▶ _The task_
With the entries below as the source, tally the lines that contain the string "JSON" and give the number only.

▶ _Website and app data records_
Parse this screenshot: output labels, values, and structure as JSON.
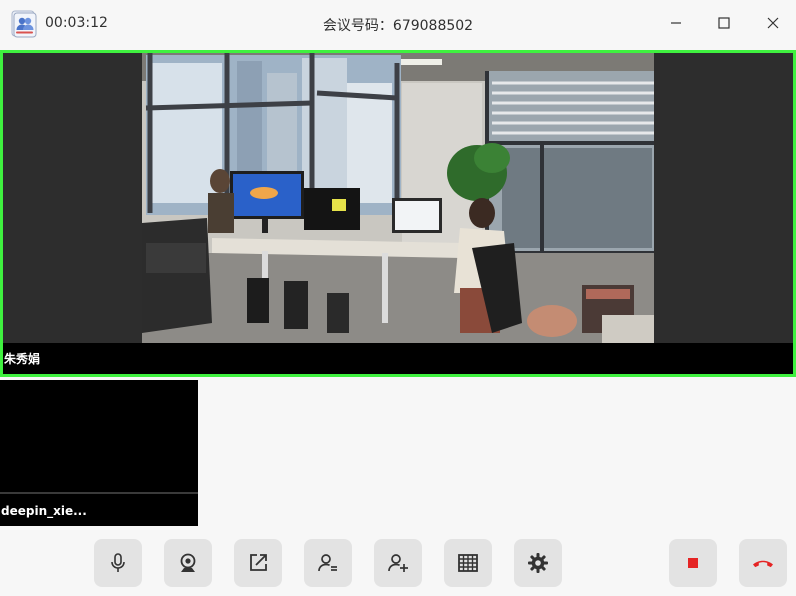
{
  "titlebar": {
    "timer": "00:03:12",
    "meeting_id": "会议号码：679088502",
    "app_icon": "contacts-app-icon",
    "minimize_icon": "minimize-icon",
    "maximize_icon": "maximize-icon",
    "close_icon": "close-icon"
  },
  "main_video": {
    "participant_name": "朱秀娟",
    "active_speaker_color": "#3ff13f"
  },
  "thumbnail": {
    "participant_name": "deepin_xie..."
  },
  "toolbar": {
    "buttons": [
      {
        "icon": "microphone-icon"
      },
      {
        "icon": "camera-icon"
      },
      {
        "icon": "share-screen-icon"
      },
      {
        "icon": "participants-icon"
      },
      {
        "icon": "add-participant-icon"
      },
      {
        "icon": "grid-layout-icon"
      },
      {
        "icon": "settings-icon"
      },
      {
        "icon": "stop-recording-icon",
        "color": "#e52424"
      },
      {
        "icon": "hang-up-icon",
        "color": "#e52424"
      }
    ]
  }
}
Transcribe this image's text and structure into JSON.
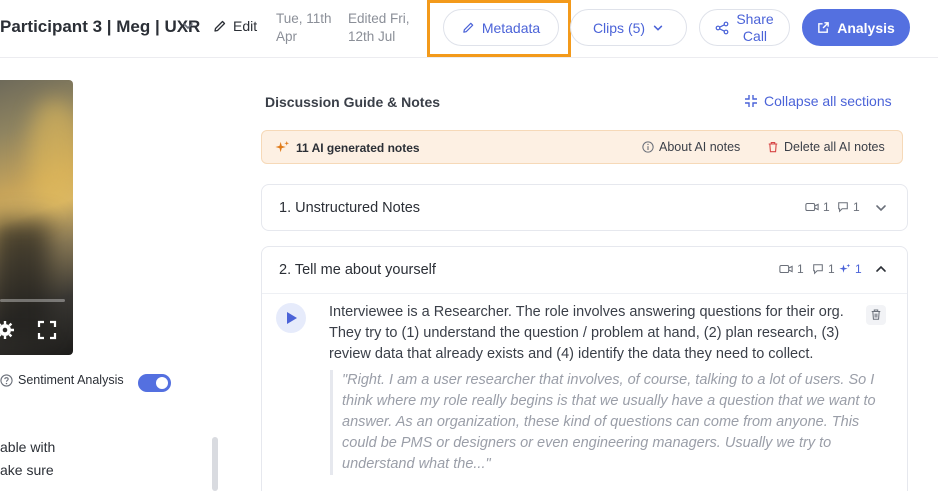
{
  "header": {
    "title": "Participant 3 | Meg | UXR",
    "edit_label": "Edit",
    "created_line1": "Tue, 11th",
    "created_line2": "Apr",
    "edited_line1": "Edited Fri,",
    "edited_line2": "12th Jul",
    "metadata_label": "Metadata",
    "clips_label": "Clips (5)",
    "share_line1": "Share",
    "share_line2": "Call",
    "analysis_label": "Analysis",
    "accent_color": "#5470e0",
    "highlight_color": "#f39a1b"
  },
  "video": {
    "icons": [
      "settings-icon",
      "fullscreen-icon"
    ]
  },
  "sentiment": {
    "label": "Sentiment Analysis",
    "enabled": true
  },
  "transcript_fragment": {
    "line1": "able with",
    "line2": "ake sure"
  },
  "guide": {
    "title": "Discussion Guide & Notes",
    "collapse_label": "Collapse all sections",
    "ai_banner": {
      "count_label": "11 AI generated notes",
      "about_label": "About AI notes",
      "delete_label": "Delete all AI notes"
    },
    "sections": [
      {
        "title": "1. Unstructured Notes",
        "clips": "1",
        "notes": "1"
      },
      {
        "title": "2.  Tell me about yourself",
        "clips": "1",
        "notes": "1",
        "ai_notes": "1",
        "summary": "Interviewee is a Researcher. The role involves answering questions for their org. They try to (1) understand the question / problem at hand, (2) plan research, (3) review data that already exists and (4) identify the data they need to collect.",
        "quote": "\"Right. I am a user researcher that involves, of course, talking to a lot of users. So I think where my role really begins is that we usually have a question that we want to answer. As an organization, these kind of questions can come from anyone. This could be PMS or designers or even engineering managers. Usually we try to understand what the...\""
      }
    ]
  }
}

▶ _Task answer_
2